My recent trip to a 3rd world country was quiet fascinating. It gave me a chance to compare some socio-economic issues between two worlds (1st world and 3rd world). A 3rd world country is obviously not in the same situation to be compared with a 1st world country. But from time to time, I analyze the similarities and differences between countries just to reenergize my thinking capability. That’s exactly what I was doing when I was visiting Bangladesh last month. It did not take me long to discover two stunning improvements this small country was able to achieve. Many developed countries have not yet been able to match these accomplishments.

Telecommunications
Bangladesh entered the era of modern telecommunications at the speed of light. I have not seen this many people using cell phones in America and Canada. SIMcards, phone sets and service plans have become unbelievably affordable. I did not meet a single person without a cell phone. I find it expensive to have a cell phone in North America due to phone company regulations and the high price ceiling. In Bangladesh the picture is different. Subscribers in Bangladesh reached 10.8 million at the end of January, up by 180% from 3.8 million at the end of 2004. It is expected that this number will double to over 20 million by 2007. In Bangladesh, cell phones have added $650 million to gross domestic product (GDP) and created 240,000 jobs. When I drove more than an hour from cities in America or Canada, I often lost the signals. This did not happen in Bangladesh. I traveled North to South on trains and always had strong signal. The whole country is covered and subscribers are able to make and receive calls without being charged roaming and long distance fees. There are malls in Bangladesh which sell only cell phones. When I mentioned this to my Canadian friend, he looked at me in disbelief.

Environment friendly and biodegradable shopping bags
I was in a shopping centre and was expecting my items would be put in a nice looking plastic bag as I am used to it in Canada. Instead, I was given a shopping bag made of some kind of fibre. Later I found out that it was made of jute (cotton like natural fibre).  Jute grows abundantly in Bangladesh and is totally environment friendly and biodegradable.
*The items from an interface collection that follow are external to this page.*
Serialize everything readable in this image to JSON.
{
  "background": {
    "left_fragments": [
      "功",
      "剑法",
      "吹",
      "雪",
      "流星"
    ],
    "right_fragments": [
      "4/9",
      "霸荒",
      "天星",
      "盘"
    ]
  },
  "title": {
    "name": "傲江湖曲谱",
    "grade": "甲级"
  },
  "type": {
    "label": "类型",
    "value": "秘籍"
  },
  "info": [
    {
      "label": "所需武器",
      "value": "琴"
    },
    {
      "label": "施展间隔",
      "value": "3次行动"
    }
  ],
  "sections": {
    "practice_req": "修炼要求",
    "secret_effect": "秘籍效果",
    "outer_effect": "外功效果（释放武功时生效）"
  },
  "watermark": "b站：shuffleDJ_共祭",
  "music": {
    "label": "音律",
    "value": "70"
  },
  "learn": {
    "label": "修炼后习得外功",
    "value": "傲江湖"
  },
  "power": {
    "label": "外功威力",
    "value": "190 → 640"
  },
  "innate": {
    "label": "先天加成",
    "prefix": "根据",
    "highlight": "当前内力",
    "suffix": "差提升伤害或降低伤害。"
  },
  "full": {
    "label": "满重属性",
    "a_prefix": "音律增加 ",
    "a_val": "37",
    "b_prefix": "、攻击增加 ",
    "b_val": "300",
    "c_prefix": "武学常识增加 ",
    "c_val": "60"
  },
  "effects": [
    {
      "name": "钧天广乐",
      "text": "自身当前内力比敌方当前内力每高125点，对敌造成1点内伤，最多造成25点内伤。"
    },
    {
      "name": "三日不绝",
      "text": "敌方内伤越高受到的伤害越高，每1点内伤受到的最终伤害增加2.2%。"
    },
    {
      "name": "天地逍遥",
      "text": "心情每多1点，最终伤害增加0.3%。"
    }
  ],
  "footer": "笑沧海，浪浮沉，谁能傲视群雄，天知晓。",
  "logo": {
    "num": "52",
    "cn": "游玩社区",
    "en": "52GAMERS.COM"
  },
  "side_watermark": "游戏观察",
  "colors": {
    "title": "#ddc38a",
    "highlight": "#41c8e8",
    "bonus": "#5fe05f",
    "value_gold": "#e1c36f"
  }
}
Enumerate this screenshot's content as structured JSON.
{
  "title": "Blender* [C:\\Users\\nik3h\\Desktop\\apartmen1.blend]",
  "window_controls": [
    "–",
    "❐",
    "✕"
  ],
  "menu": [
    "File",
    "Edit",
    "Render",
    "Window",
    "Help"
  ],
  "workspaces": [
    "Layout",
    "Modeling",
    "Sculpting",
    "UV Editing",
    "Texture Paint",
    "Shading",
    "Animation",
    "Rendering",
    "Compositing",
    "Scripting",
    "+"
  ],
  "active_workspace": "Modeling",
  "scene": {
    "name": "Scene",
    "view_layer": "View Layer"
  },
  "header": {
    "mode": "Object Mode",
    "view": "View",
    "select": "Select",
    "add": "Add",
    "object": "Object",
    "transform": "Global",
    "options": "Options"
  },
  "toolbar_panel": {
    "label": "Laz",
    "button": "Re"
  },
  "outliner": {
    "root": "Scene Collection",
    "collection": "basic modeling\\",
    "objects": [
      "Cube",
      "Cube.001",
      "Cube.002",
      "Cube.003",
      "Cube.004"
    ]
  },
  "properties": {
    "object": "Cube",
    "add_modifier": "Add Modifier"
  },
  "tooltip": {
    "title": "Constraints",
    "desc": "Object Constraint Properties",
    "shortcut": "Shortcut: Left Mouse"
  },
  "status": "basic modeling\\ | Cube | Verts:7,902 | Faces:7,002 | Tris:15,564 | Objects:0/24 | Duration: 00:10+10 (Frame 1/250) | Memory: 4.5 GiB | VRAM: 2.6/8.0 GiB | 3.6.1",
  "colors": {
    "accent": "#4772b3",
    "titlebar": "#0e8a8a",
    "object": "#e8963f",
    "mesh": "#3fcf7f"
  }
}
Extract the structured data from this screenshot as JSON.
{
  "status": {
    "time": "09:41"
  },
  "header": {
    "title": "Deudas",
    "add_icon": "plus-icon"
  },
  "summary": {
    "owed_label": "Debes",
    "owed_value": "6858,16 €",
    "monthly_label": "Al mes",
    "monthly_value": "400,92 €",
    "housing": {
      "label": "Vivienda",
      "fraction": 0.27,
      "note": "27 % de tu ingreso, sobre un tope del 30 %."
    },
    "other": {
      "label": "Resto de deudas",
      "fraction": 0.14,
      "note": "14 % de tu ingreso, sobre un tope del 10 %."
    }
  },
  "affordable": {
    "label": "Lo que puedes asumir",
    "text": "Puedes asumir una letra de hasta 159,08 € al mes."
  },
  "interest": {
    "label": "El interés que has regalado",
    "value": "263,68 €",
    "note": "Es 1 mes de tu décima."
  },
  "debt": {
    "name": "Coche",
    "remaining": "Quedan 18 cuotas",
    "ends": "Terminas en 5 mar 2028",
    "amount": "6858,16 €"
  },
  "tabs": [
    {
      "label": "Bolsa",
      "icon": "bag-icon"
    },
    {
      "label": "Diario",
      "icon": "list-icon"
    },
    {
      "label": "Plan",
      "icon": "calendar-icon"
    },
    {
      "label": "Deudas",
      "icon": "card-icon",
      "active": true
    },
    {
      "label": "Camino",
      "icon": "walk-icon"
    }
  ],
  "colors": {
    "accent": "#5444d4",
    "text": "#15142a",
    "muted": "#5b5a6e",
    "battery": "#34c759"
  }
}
The reason I was never given plastic bags is  Bangladesh has banned the manufacture and use of plastic bags, which many industrialized countries have not been able to do. Department of the Environment  has taken the plastic bag situation seriously, due to billions of bags being dumped into rivers, canals, drains  and other water bodies, over the years, creating a serious environmental threat.

Lessons we take
Theses are just two observations I came across. I am sure a lot more like these can be found in other 3rd world countries. Industrialized countries are hundreds or even thousands of years ahead of poor 3rd world countries. But sometimes it is hard or even impossible for rich countries to take steps to protect their environment and provide technological benefits to their populations. Whenever I notice steps taken by poor countries – which are miles away from ordinary and beyond expectations, it makes me pause to think. Rather than teach the developing world, perhaps it is time for developed countries to take lessons from them.

November 16, 2008. Originally published on www.adawn.net. I will be transferring all my articles from Canada’s Personal Finance Website to Ahmed Dawn Dot Com. Thanks.